By Peter Zeihan
What do Chicago, Denver, and DFW all have in common? Yes, they are all major metro areas in the US, but more importantly, they’re co-located with green energy sources. As the world adopts more and more clean energy, these regions with localized energy sources will have a huge leg up on places like New York, Berlin, and London.
Finding a metro (where people actually want to live) surrounded by wind and solar potential is rare…it just so happens that the US is home to most of these regions. For places not so geographically blessed, the main concern becomes transporting the power from the source to the city. This can often span hundreds, even thousands of miles, and that distance puts up a number of red flags.
Clean Energy Around Chicago
There are the obvious concerns of transmission loss, equipment, and overall economic viability, but once you start transporting power across states and grids, you have to deal with regulatory issues as well. The federal system in the US means that national, state, and local governments all share power. So transporting energy is no simple task.
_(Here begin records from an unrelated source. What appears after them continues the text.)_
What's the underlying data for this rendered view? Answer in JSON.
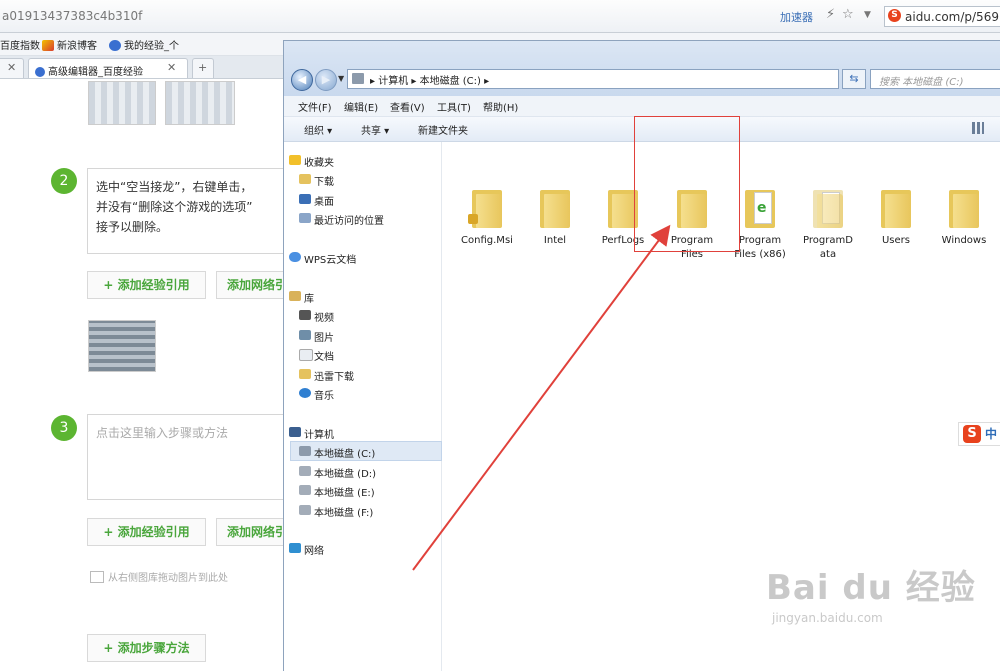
{
  "browser": {
    "url_fragment": "a01913437383c4b310f",
    "accelerator": "加速器",
    "url2": "aidu.com/p/569"
  },
  "favorites": [
    "百度指数",
    "新浪博客",
    "我的经验_个"
  ],
  "tabs": [
    {
      "label": "高级编辑器_百度经验"
    }
  ],
  "editor": {
    "step2_number": "2",
    "step2_text": "选中“空当接龙”，右键单击，\n并没有“删除这个游戏的选项”\n接予以删除。",
    "step3_number": "3",
    "step3_placeholder": "点击这里输入步骤或方法",
    "add_ref_label": "+ 添加经验引用",
    "add_web_label": "添加网络引",
    "drag_hint": "从右侧图库拖动图片到此处",
    "add_step_label": "+ 添加步骤方法"
  },
  "explorer": {
    "address": "▸ 计算机 ▸ 本地磁盘 (C:) ▸",
    "search_placeholder": "搜索 本地磁盘 (C:)",
    "menu": [
      "文件(F)",
      "编辑(E)",
      "查看(V)",
      "工具(T)",
      "帮助(H)"
    ],
    "toolbar": [
      "组织 ▾",
      "共享 ▾",
      "新建文件夹"
    ],
    "nav": {
      "favorites": "收藏夹",
      "downloads": "下载",
      "desktop": "桌面",
      "recent": "最近访问的位置",
      "wps": "WPS云文档",
      "library": "库",
      "videos": "视频",
      "pictures": "图片",
      "documents": "文档",
      "thunder": "迅雷下载",
      "music": "音乐",
      "computer": "计算机",
      "drive_c": "本地磁盘 (C:)",
      "drive_d": "本地磁盘 (D:)",
      "drive_e": "本地磁盘 (E:)",
      "drive_f": "本地磁盘 (F:)",
      "network": "网络"
    },
    "files": [
      {
        "name": "Config.Msi"
      },
      {
        "name": "Intel"
      },
      {
        "name": "PerfLogs"
      },
      {
        "name": "Program\nFiles"
      },
      {
        "name": "Program\nFiles (x86)"
      },
      {
        "name": "ProgramD\nata"
      },
      {
        "name": "Users"
      },
      {
        "name": "Windows"
      }
    ]
  },
  "ime": {
    "label": "中"
  },
  "watermark": {
    "logo": "Bai du 经验",
    "url": "jingyan.baidu.com"
  }
}
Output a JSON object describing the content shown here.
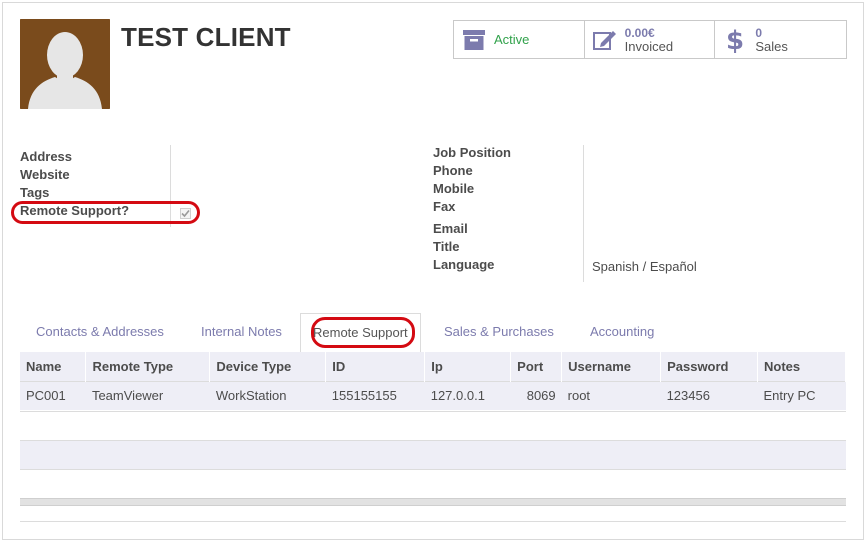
{
  "client": {
    "name": "TEST CLIENT"
  },
  "stats": {
    "active_label": "Active",
    "invoiced_value": "0.00€",
    "invoiced_label": "Invoiced",
    "sales_value": "0",
    "sales_label": "Sales"
  },
  "left_fields": {
    "address": "Address",
    "website": "Website",
    "tags": "Tags",
    "remote_support": "Remote Support?",
    "remote_support_checked": true
  },
  "right_fields": {
    "job_position": "Job Position",
    "phone": "Phone",
    "mobile": "Mobile",
    "fax": "Fax",
    "email": "Email",
    "title": "Title",
    "language": "Language",
    "language_value": "Spanish / Español"
  },
  "tabs": [
    {
      "label": "Contacts & Addresses"
    },
    {
      "label": "Internal Notes"
    },
    {
      "label": "Remote Support"
    },
    {
      "label": "Sales & Purchases"
    },
    {
      "label": "Accounting"
    }
  ],
  "table": {
    "columns": [
      "Name",
      "Remote Type",
      "Device Type",
      "ID",
      "Ip",
      "Port",
      "Username",
      "Password",
      "Notes"
    ],
    "rows": [
      [
        "PC001",
        "TeamViewer",
        "WorkStation",
        "155155155",
        "127.0.0.1",
        "8069",
        "root",
        "123456",
        "Entry PC"
      ]
    ]
  },
  "colors": {
    "accent": "#7c7bad",
    "active": "#31a24b",
    "highlight": "#d40a12",
    "avatar_bg": "#7a4b1c"
  }
}
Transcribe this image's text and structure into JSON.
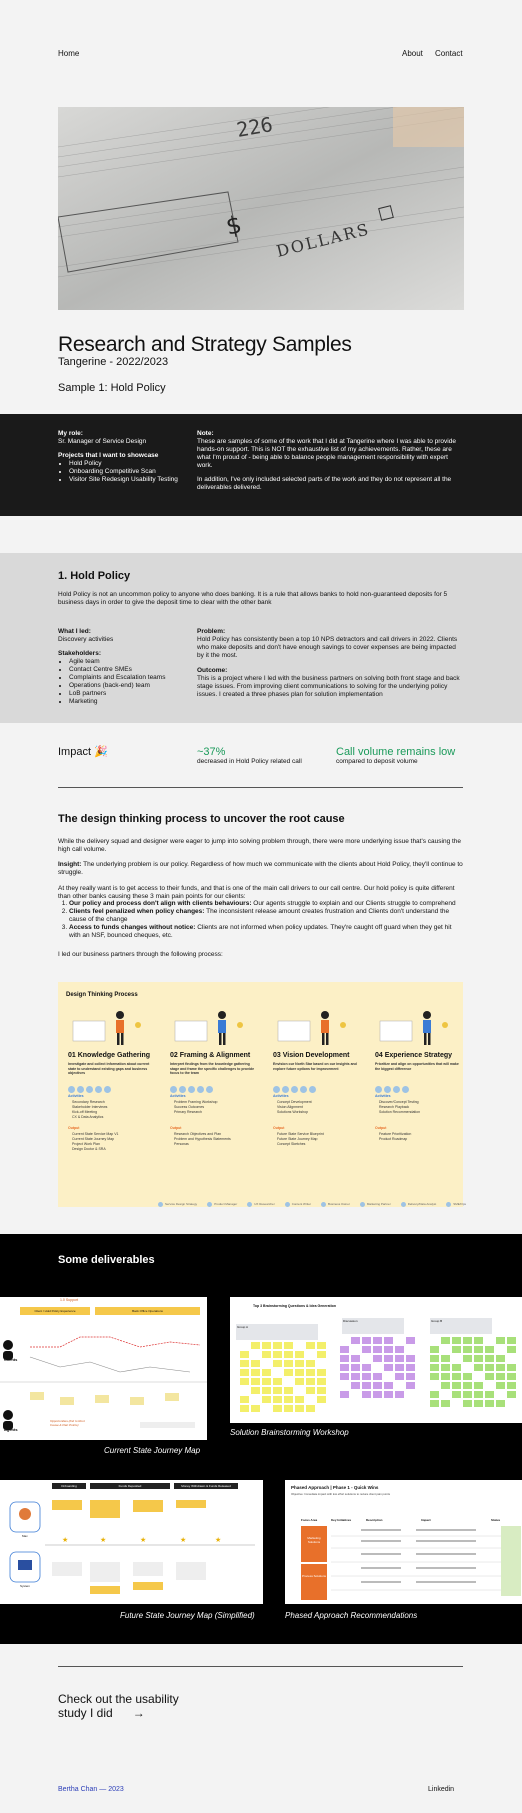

It will take an act (or two or three) of Congress before the flow of green energy is freed up; that’s not going to be a quick process. The metros with green energy sources nearby will have a huge advantage in the years to come. So if you need a place to move, I hear DFW could use a few more green-friendly folks.